### Aim of the task:
Send back every record word for word, with nothing missing.

### Listed records:

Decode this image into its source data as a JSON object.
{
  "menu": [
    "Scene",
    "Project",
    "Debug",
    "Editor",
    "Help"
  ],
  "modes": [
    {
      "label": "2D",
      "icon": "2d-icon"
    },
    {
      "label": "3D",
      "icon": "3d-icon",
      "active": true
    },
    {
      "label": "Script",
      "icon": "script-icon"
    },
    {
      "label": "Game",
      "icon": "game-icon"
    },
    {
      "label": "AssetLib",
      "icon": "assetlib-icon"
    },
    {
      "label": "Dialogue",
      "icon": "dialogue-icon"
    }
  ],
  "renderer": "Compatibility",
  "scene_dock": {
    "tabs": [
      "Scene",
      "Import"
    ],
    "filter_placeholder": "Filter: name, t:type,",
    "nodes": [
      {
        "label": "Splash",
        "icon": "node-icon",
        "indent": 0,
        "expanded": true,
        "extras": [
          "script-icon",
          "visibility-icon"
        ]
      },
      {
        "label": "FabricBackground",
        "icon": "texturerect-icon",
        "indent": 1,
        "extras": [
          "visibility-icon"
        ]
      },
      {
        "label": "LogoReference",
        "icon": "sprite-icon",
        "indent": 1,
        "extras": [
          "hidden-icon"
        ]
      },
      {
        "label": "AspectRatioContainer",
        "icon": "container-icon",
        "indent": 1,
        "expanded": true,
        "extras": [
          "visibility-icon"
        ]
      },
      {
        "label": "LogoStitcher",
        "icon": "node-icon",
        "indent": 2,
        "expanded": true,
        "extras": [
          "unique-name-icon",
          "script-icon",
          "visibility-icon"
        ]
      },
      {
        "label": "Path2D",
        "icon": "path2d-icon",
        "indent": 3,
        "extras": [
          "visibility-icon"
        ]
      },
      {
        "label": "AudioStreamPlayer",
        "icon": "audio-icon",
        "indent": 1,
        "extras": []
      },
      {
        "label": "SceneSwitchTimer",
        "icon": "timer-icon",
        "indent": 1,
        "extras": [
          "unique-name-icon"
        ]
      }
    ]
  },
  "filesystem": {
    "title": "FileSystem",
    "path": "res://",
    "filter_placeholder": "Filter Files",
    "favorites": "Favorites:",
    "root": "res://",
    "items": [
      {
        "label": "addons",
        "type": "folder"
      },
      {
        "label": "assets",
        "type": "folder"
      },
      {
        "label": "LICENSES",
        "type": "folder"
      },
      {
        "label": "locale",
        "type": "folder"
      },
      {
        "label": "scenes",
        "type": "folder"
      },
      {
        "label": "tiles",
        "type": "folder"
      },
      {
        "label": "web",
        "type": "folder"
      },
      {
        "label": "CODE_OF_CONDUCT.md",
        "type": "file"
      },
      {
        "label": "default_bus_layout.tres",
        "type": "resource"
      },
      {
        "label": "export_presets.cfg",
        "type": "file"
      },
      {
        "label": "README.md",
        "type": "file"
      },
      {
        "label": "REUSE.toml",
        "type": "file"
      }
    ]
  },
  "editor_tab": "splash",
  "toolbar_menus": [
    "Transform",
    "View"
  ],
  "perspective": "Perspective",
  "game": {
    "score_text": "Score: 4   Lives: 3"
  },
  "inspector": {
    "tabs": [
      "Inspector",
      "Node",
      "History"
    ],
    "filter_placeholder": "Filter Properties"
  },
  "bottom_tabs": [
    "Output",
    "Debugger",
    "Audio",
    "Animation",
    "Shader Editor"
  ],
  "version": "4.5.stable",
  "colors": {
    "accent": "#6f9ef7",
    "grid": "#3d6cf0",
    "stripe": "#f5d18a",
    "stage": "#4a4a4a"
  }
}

### Answer box:
Decode this image into its source data as a JSON object.
{
  "menu": [
    "Scene",
    "Project",
    "Debug",
    "Editor",
    "Help"
  ],
  "modes": [
    {
      "label": "2D",
      "icon": "2d-icon"
    },
    {
      "label": "3D",
      "icon": "3d-icon",
      "active": true
    },
    {
      "label": "Script",
      "icon": "script-icon"
    },
    {
      "label": "Game",
      "icon": "game-icon"
    },
    {
      "label": "AssetLib",
      "icon": "assetlib-icon"
    },
    {
      "label": "Dialogue",
      "icon": "dialogue-icon"
    }
  ],
  "renderer": "Compatibility",
  "scene_dock": {
    "tabs": [
      "Scene",
      "Import"
    ],
    "filter_placeholder": "Filter: name, t:type,",
    "nodes": [
      {
        "label": "Splash",
        "icon": "node-icon",
        "indent": 0,
        "expanded": true,
        "extras": [
          "script-icon",
          "visibility-icon"
        ]
      },
      {
        "label": "FabricBackground",
        "icon": "texturerect-icon",
        "indent": 1,
        "extras": [
          "visibility-icon"
        ]
      },
      {
        "label": "LogoReference",
        "icon": "sprite-icon",
        "indent": 1,
        "extras": [
          "hidden-icon"
        ]
      },
      {
        "label": "AspectRatioContainer",
        "icon": "container-icon",
        "indent": 1,
        "expanded": true,
        "extras": [
          "visibility-icon"
        ]
      },
      {
        "label": "LogoStitcher",
        "icon": "node-icon",
        "indent": 2,
        "expanded": true,
        "extras": [
          "unique-name-icon",
          "script-icon",
          "visibility-icon"
        ]
      },
      {
        "label": "Path2D",
        "icon": "path2d-icon",
        "indent": 3,
        "extras": [
          "visibility-icon"
        ]
      },
      {
        "label": "AudioStreamPlayer",
        "icon": "audio-icon",
        "indent": 1,
        "extras": []
      },
      {
        "label": "SceneSwitchTimer",
        "icon": "timer-icon",
        "indent": 1,
        "extras": [
          "unique-name-icon"
        ]
      }
    ]
  },
  "filesystem": {
    "title": "FileSystem",
    "path": "res://",
    "filter_placeholder": "Filter Files",
    "favorites": "Favorites:",
    "root": "res://",
    "items": [
      {
        "label": "addons",
        "type": "folder"
      },
      {
        "label": "assets",
        "type": "folder"
      },
      {
        "label": "LICENSES",
        "type": "folder"
      },
      {
        "label": "locale",
        "type": "folder"
      },
      {
        "label": "scenes",
        "type": "folder"
      },
      {
        "label": "tiles",
        "type": "folder"
      },
      {
        "label": "web",
        "type": "folder"
      },
      {
        "label": "CODE_OF_CONDUCT.md",
        "type": "file"
      },
      {
        "label": "default_bus_layout.tres",
        "type": "resource"
      },
      {
        "label": "export_presets.cfg",
        "type": "file"
      },
      {
        "label": "README.md",
        "type": "file"
      },
      {
        "label": "REUSE.toml",
        "type": "file"
      }
    ]
  },
  "editor_tab": "splash",
  "toolbar_menus": [
    "Transform",
    "View"
  ],
  "perspective": "Perspective",
  "game": {
    "score_text": "Score: 4   Lives: 3"
  },
  "inspector": {
    "tabs": [
      "Inspector",
      "Node",
      "History"
    ],
    "filter_placeholder": "Filter Properties"
  },
  "bottom_tabs": [
    "Output",
    "Debugger",
    "Audio",
    "Animation",
    "Shader Editor"
  ],
  "version": "4.5.stable",
  "colors": {
    "accent": "#6f9ef7",
    "grid": "#3d6cf0",
    "stripe": "#f5d18a",
    "stage": "#4a4a4a"
  }
}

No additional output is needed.